■ **Exercise details**:
Please report every line of the listing below that has the word "PAYS" in it.

■ **Source data**:

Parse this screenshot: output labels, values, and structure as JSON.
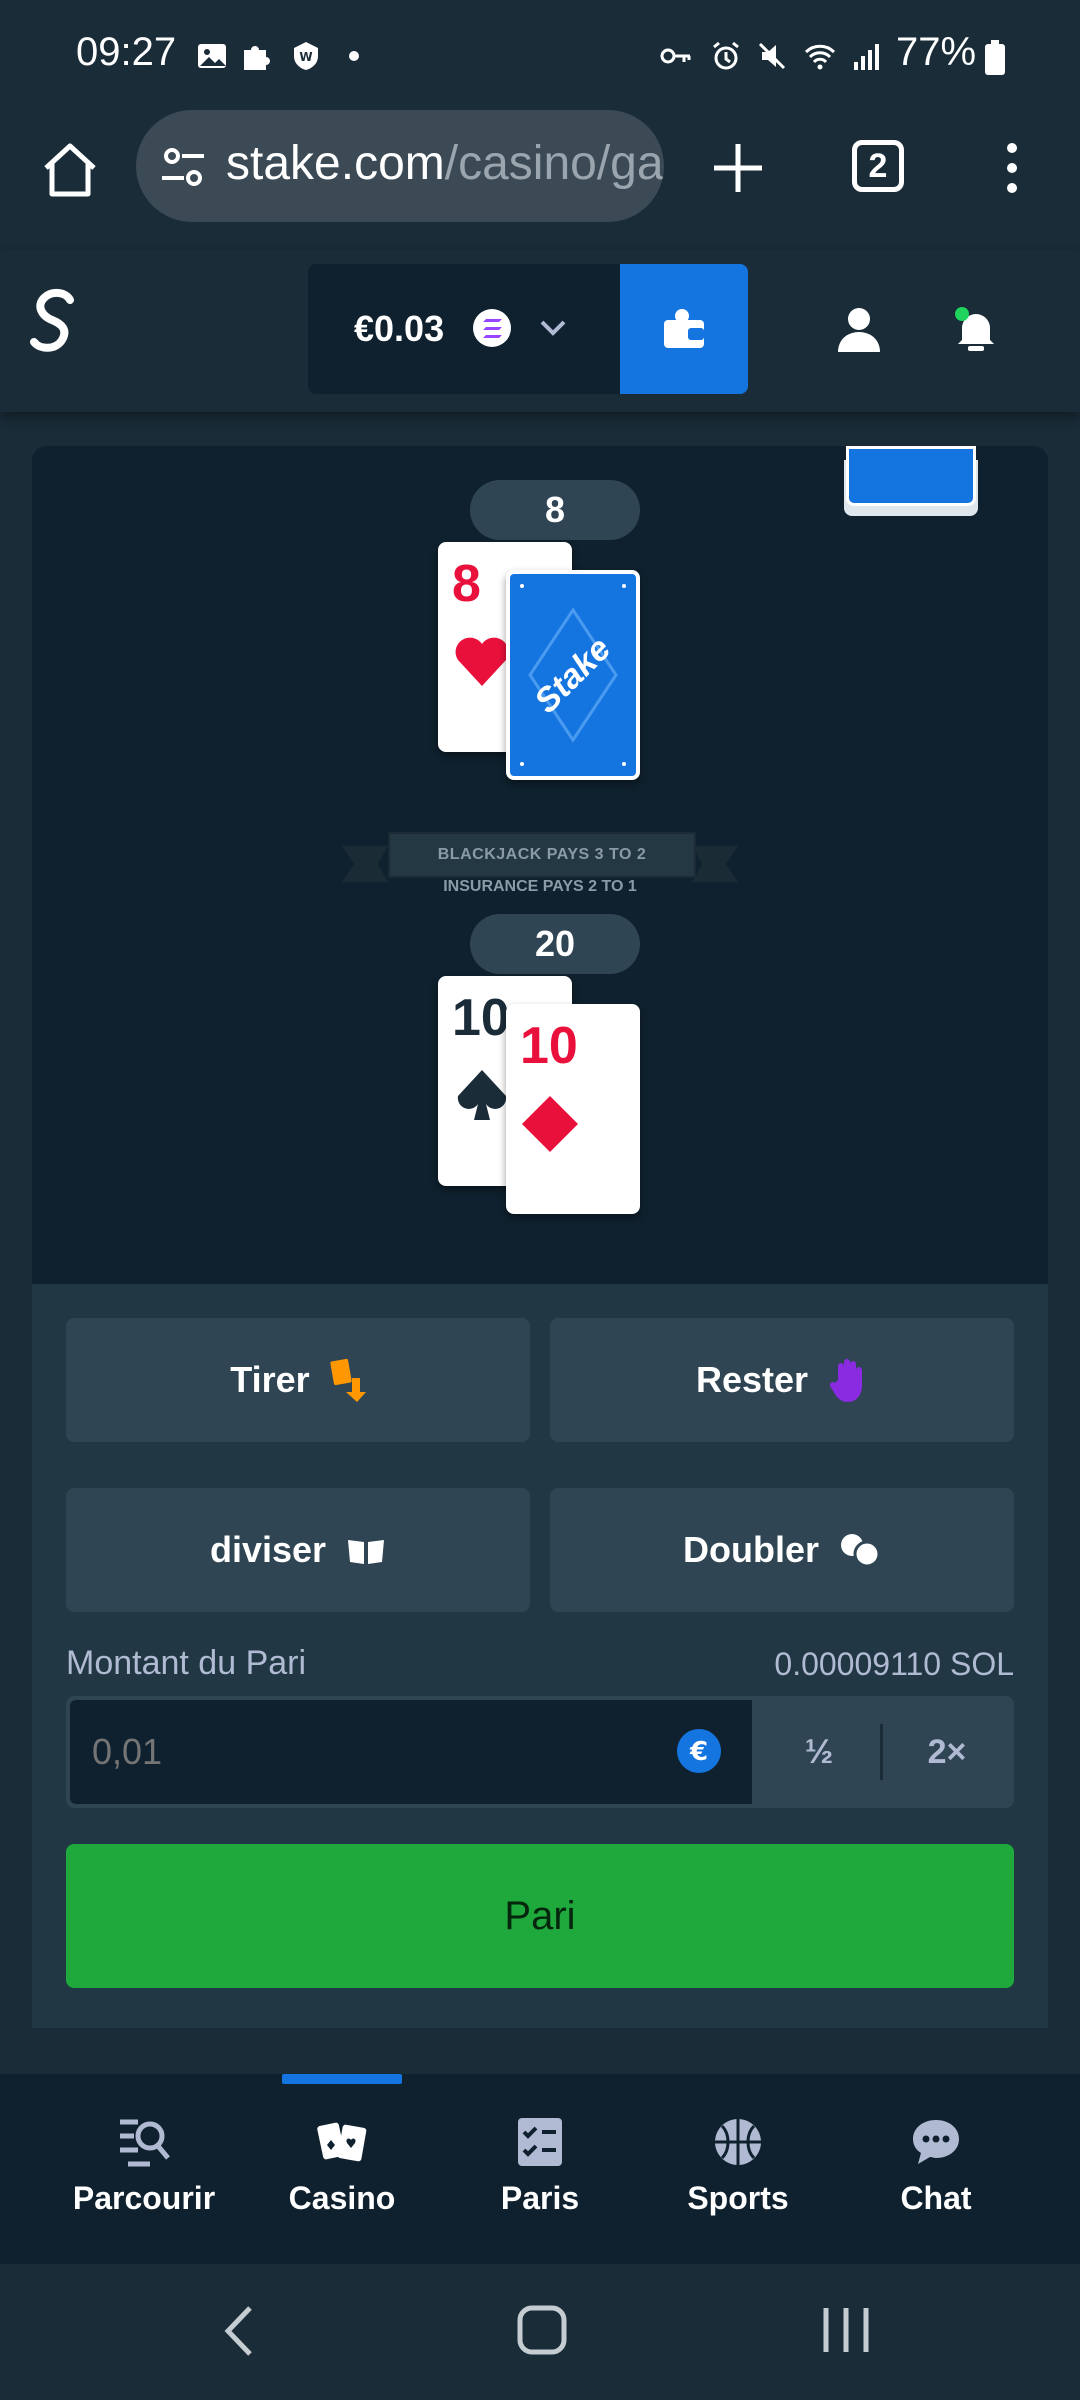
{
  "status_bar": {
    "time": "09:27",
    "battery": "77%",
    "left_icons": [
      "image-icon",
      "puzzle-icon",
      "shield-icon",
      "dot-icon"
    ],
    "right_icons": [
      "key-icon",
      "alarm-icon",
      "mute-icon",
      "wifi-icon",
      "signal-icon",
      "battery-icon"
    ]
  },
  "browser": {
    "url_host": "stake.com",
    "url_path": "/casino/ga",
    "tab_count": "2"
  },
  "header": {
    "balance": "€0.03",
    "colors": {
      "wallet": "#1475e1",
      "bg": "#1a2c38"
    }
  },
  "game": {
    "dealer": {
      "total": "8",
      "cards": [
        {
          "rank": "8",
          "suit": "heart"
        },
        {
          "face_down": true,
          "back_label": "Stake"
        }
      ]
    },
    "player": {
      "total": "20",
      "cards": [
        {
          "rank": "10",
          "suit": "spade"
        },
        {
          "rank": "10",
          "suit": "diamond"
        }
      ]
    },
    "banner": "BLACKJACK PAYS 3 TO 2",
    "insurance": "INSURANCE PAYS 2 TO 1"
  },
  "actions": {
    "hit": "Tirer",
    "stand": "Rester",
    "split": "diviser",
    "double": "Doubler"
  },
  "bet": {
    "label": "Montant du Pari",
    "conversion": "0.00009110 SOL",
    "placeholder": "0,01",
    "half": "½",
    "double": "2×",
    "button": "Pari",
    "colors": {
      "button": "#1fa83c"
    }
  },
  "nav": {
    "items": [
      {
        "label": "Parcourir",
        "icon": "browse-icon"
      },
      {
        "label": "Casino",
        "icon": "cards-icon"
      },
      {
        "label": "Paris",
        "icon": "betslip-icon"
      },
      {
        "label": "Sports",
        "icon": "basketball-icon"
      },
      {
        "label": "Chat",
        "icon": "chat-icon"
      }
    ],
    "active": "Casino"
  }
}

■ **Solution for this task**:
    "banner": "BLACKJACK PAYS 3 TO 2",
    "insurance": "INSURANCE PAYS 2 TO 1"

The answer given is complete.